What to do — The data below must be copied in full and without any change.

Material for this exercise —
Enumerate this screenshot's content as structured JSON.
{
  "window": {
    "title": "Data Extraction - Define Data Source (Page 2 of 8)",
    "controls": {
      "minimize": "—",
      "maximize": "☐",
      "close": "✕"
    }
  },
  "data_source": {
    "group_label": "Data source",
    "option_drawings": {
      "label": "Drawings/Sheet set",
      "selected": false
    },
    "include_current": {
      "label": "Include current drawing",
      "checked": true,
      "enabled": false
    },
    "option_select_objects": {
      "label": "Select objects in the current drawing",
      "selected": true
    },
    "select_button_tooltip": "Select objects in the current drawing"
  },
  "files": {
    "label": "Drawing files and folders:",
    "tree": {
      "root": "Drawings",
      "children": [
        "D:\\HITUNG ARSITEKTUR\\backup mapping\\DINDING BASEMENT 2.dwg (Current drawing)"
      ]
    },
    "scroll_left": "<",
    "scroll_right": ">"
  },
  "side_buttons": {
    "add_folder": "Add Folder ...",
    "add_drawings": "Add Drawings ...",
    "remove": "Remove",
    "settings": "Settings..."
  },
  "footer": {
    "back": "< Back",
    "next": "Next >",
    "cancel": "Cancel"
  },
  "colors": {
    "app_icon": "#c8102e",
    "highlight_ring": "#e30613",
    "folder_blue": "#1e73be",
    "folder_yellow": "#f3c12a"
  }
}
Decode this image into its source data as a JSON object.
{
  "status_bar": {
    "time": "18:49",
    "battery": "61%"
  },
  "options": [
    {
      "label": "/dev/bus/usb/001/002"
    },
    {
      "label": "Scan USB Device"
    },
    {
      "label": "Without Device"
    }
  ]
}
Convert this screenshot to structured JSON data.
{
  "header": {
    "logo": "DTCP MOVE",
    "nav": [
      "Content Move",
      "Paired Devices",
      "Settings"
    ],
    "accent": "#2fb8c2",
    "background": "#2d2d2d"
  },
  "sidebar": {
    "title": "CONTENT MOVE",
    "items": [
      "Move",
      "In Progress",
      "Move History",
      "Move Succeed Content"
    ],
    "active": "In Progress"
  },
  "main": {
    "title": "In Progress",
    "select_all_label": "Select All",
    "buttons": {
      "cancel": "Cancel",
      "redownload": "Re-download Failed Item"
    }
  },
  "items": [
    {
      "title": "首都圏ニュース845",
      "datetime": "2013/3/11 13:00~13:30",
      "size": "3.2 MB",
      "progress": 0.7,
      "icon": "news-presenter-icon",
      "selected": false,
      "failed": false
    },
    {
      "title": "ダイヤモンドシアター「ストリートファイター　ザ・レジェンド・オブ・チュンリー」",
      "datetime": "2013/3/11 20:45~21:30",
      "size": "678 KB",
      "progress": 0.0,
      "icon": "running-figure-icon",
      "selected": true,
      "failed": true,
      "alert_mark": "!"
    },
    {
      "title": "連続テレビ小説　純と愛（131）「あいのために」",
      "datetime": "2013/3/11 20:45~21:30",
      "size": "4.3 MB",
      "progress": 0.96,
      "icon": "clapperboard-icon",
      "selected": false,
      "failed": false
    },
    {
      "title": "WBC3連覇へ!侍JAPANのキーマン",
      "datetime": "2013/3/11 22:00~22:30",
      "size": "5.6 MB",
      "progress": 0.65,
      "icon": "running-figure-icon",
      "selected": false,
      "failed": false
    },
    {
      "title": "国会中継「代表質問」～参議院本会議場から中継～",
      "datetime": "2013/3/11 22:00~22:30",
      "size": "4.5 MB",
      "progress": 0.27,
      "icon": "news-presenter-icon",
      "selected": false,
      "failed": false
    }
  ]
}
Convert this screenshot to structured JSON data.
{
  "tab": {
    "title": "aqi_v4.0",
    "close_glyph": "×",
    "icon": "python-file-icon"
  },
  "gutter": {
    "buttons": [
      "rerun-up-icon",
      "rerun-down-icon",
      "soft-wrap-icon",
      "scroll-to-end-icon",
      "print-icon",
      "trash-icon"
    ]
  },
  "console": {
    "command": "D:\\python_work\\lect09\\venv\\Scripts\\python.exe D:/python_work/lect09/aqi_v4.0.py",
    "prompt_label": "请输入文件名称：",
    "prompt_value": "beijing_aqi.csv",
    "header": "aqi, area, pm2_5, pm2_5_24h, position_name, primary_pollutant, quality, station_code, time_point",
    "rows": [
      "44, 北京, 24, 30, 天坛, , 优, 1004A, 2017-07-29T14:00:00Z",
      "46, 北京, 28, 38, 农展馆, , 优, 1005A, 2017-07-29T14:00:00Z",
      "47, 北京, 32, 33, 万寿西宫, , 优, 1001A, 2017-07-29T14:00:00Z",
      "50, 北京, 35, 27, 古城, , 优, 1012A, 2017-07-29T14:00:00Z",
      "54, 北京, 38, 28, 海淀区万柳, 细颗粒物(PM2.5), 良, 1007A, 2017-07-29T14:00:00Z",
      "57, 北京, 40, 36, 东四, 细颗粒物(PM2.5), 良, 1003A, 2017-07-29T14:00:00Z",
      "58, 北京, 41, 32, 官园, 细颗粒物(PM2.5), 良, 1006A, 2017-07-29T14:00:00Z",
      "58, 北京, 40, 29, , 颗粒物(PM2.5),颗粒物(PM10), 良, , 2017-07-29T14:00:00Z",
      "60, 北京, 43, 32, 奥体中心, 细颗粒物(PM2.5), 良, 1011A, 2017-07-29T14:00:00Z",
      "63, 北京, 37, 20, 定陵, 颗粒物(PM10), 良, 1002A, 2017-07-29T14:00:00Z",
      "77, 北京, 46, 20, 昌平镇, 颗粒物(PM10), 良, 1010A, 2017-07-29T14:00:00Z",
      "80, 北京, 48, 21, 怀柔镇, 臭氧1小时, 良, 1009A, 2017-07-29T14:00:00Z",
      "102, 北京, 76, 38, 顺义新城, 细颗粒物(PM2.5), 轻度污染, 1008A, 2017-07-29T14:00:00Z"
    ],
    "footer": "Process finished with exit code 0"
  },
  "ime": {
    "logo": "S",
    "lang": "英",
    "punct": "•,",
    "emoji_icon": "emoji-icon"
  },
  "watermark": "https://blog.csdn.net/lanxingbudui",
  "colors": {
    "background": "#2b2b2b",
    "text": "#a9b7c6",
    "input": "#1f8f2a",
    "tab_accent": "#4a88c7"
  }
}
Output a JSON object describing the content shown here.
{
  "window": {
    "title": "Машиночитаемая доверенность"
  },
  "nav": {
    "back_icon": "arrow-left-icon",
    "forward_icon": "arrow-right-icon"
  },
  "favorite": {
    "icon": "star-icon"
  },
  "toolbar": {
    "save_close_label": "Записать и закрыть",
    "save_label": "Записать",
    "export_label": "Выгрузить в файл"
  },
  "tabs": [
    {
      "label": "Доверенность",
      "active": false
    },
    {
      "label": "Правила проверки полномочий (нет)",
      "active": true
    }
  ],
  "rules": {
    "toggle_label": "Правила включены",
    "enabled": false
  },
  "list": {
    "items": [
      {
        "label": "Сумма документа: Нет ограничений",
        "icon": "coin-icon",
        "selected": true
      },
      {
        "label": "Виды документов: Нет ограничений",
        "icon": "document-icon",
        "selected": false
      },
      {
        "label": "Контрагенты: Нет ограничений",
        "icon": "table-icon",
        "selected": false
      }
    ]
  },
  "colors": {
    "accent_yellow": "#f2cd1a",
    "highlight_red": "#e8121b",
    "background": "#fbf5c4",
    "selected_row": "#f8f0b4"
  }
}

Result of the exercise —
Enumerate this screenshot's content as structured JSON.
{
  "window": {
    "title": "Data Extraction - Define Data Source (Page 2 of 8)",
    "controls": {
      "minimize": "—",
      "maximize": "☐",
      "close": "✕"
    }
  },
  "data_source": {
    "group_label": "Data source",
    "option_drawings": {
      "label": "Drawings/Sheet set",
      "selected": false
    },
    "include_current": {
      "label": "Include current drawing",
      "checked": true,
      "enabled": false
    },
    "option_select_objects": {
      "label": "Select objects in the current drawing",
      "selected": true
    },
    "select_button_tooltip": "Select objects in the current drawing"
  },
  "files": {
    "label": "Drawing files and folders:",
    "tree": {
      "root": "Drawings",
      "children": [
        "D:\\HITUNG ARSITEKTUR\\backup mapping\\DINDING BASEMENT 2.dwg (Current drawing)"
      ]
    },
    "scroll_left": "<",
    "scroll_right": ">"
  },
  "side_buttons": {
    "add_folder": "Add Folder ...",
    "add_drawings": "Add Drawings ...",
    "remove": "Remove",
    "settings": "Settings..."
  },
  "footer": {
    "back": "< Back",
    "next": "Next >",
    "cancel": "Cancel"
  },
  "colors": {
    "app_icon": "#c8102e",
    "highlight_ring": "#e30613",
    "folder_blue": "#1e73be",
    "folder_yellow": "#f3c12a"
  }
}
Decode this image into its source data as a JSON object.
{
  "status_bar": {
    "time": "18:49",
    "battery": "61%"
  },
  "options": [
    {
      "label": "/dev/bus/usb/001/002"
    },
    {
      "label": "Scan USB Device"
    },
    {
      "label": "Without Device"
    }
  ]
}
Convert this screenshot to structured JSON data.
{
  "header": {
    "logo": "DTCP MOVE",
    "nav": [
      "Content Move",
      "Paired Devices",
      "Settings"
    ],
    "accent": "#2fb8c2",
    "background": "#2d2d2d"
  },
  "sidebar": {
    "title": "CONTENT MOVE",
    "items": [
      "Move",
      "In Progress",
      "Move History",
      "Move Succeed Content"
    ],
    "active": "In Progress"
  },
  "main": {
    "title": "In Progress",
    "select_all_label": "Select All",
    "buttons": {
      "cancel": "Cancel",
      "redownload": "Re-download Failed Item"
    }
  },
  "items": [
    {
      "title": "首都圏ニュース845",
      "datetime": "2013/3/11 13:00~13:30",
      "size": "3.2 MB",
      "progress": 0.7,
      "icon": "news-presenter-icon",
      "selected": false,
      "failed": false
    },
    {
      "title": "ダイヤモンドシアター「ストリートファイター　ザ・レジェンド・オブ・チュンリー」",
      "datetime": "2013/3/11 20:45~21:30",
      "size": "678 KB",
      "progress": 0.0,
      "icon": "running-figure-icon",
      "selected": true,
      "failed": true,
      "alert_mark": "!"
    },
    {
      "title": "連続テレビ小説　純と愛（131）「あいのために」",
      "datetime": "2013/3/11 20:45~21:30",
      "size": "4.3 MB",
      "progress": 0.96,
      "icon": "clapperboard-icon",
      "selected": false,
      "failed": false
    },
    {
      "title": "WBC3連覇へ!侍JAPANのキーマン",
      "datetime": "2013/3/11 22:00~22:30",
      "size": "5.6 MB",
      "progress": 0.65,
      "icon": "running-figure-icon",
      "selected": false,
      "failed": false
    },
    {
      "title": "国会中継「代表質問」～参議院本会議場から中継～",
      "datetime": "2013/3/11 22:00~22:30",
      "size": "4.5 MB",
      "progress": 0.27,
      "icon": "news-presenter-icon",
      "selected": false,
      "failed": false
    }
  ]
}
Convert this screenshot to structured JSON data.
{
  "tab": {
    "title": "aqi_v4.0",
    "close_glyph": "×",
    "icon": "python-file-icon"
  },
  "gutter": {
    "buttons": [
      "rerun-up-icon",
      "rerun-down-icon",
      "soft-wrap-icon",
      "scroll-to-end-icon",
      "print-icon",
      "trash-icon"
    ]
  },
  "console": {
    "command": "D:\\python_work\\lect09\\venv\\Scripts\\python.exe D:/python_work/lect09/aqi_v4.0.py",
    "prompt_label": "请输入文件名称：",
    "prompt_value": "beijing_aqi.csv",
    "header": "aqi, area, pm2_5, pm2_5_24h, position_name, primary_pollutant, quality, station_code, time_point",
    "rows": [
      "44, 北京, 24, 30, 天坛, , 优, 1004A, 2017-07-29T14:00:00Z",
      "46, 北京, 28, 38, 农展馆, , 优, 1005A, 2017-07-29T14:00:00Z",
      "47, 北京, 32, 33, 万寿西宫, , 优, 1001A, 2017-07-29T14:00:00Z",
      "50, 北京, 35, 27, 古城, , 优, 1012A, 2017-07-29T14:00:00Z",
      "54, 北京, 38, 28, 海淀区万柳, 细颗粒物(PM2.5), 良, 1007A, 2017-07-29T14:00:00Z",
      "57, 北京, 40, 36, 东四, 细颗粒物(PM2.5), 良, 1003A, 2017-07-29T14:00:00Z",
      "58, 北京, 41, 32, 官园, 细颗粒物(PM2.5), 良, 1006A, 2017-07-29T14:00:00Z",
      "58, 北京, 40, 29, , 颗粒物(PM2.5),颗粒物(PM10), 良, , 2017-07-29T14:00:00Z",
      "60, 北京, 43, 32, 奥体中心, 细颗粒物(PM2.5), 良, 1011A, 2017-07-29T14:00:00Z",
      "63, 北京, 37, 20, 定陵, 颗粒物(PM10), 良, 1002A, 2017-07-29T14:00:00Z",
      "77, 北京, 46, 20, 昌平镇, 颗粒物(PM10), 良, 1010A, 2017-07-29T14:00:00Z",
      "80, 北京, 48, 21, 怀柔镇, 臭氧1小时, 良, 1009A, 2017-07-29T14:00:00Z",
      "102, 北京, 76, 38, 顺义新城, 细颗粒物(PM2.5), 轻度污染, 1008A, 2017-07-29T14:00:00Z"
    ],
    "footer": "Process finished with exit code 0"
  },
  "ime": {
    "logo": "S",
    "lang": "英",
    "punct": "•,",
    "emoji_icon": "emoji-icon"
  },
  "watermark": "https://blog.csdn.net/lanxingbudui",
  "colors": {
    "background": "#2b2b2b",
    "text": "#a9b7c6",
    "input": "#1f8f2a",
    "tab_accent": "#4a88c7"
  }
}
Output a JSON object describing the content shown here.
{
  "window": {
    "title": "Машиночитаемая доверенность"
  },
  "nav": {
    "back_icon": "arrow-left-icon",
    "forward_icon": "arrow-right-icon"
  },
  "favorite": {
    "icon": "star-icon"
  },
  "toolbar": {
    "save_close_label": "Записать и закрыть",
    "save_label": "Записать",
    "export_label": "Выгрузить в файл"
  },
  "tabs": [
    {
      "label": "Доверенность",
      "active": false
    },
    {
      "label": "Правила проверки полномочий (нет)",
      "active": true
    }
  ],
  "rules": {
    "toggle_label": "Правила включены",
    "enabled": false
  },
  "list": {
    "items": [
      {
        "label": "Сумма документа: Нет ограничений",
        "icon": "coin-icon",
        "selected": true
      },
      {
        "label": "Виды документов: Нет ограничений",
        "icon": "document-icon",
        "selected": false
      },
      {
        "label": "Контрагенты: Нет ограничений",
        "icon": "table-icon",
        "selected": false
      }
    ]
  },
  "colors": {
    "accent_yellow": "#f2cd1a",
    "highlight_red": "#e8121b",
    "background": "#fbf5c4",
    "selected_row": "#f8f0b4"
  }
}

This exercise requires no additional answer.